The United States Census Bureau gives people who have cultural ties to Central and South American countries the option of filing as either Hispanic or Latino.
It seems that many federal and state institutions, including the California Community Colleges Chancellor’s Office, consider these umbrella terms that are interchangeable, but they are not.
According to the Chancellor’s Office online DataMart, Hispanics made up about 39 percent of Contra Costa College’s student ethnic demographic during the 2014-15 academic year.
And out of the 2.4 million students statewide, 40 percent of these students filed as Hispanic, but only because they were not given the option to identify themselves as Latino.
The Advocate denounces the umbrella term Hispanic because of the derogatory implications to the Chicanos and Chicanas who battled for access and fair treatment in education during the Civil Rights Movement of the 1960s and early 70s.
Further, it is appalling that the Chancellor’s Office only gives its students, who have cultural ties to Central and South American countries, enrolling into its 113 campuses, the option to file only under Hispanic.
Latino is a more acceptable term, as it was developed to categorize the pan-ethnic populous of immigrants from South America to the United States in the 1980s, an influx sparked by various civil wars fueled by the War on Drugs under the Ronald Reagan administration.
While the categorization of people ranging across dozens of different cultures under the term Hispanic was developed as a political tool that would give Republican candidates more votes as Mexican, Cuban and Puerto Rican populations increased in the early 20th century, the term is more offensive than Latino because of its ties to European conquistadors who eradicated cultures indiscriminately.
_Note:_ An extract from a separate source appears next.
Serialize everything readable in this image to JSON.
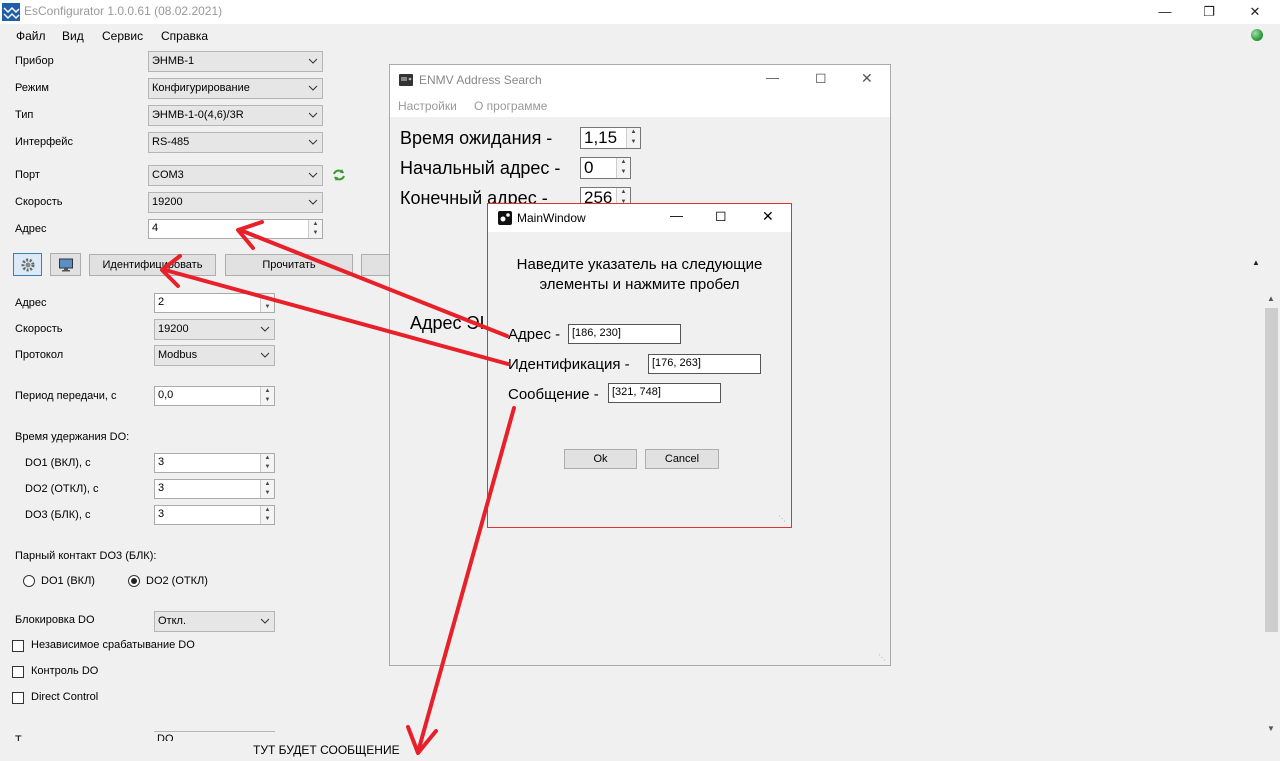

The origin of the umbrella term Hispanic dates back to 1492, when Christopher Columbus landed near the Americas with the intent to conquer and enslave.
While Columbus never reached the continents of North or South America, his arrival in the Caribbean doomed the indigenous people throughout the Western Hemisphere and set the foundations for 500 years of subjugation and racial violence.
He planted the first seed of racialism in the island he would come to govern by force — Hispaniola. This legacy of hate, greed and xenophobia lives on within the word Hispanic.
The Advocate realizes there needs to be an umbrella term to describe such an eclectic group of cultures in the political scape in the U.S.
But unless institutions take steps to eliminate the word Hispanic, then they are perpetuating the lingering legacy of racial hate that Columbus instilled into the modern world.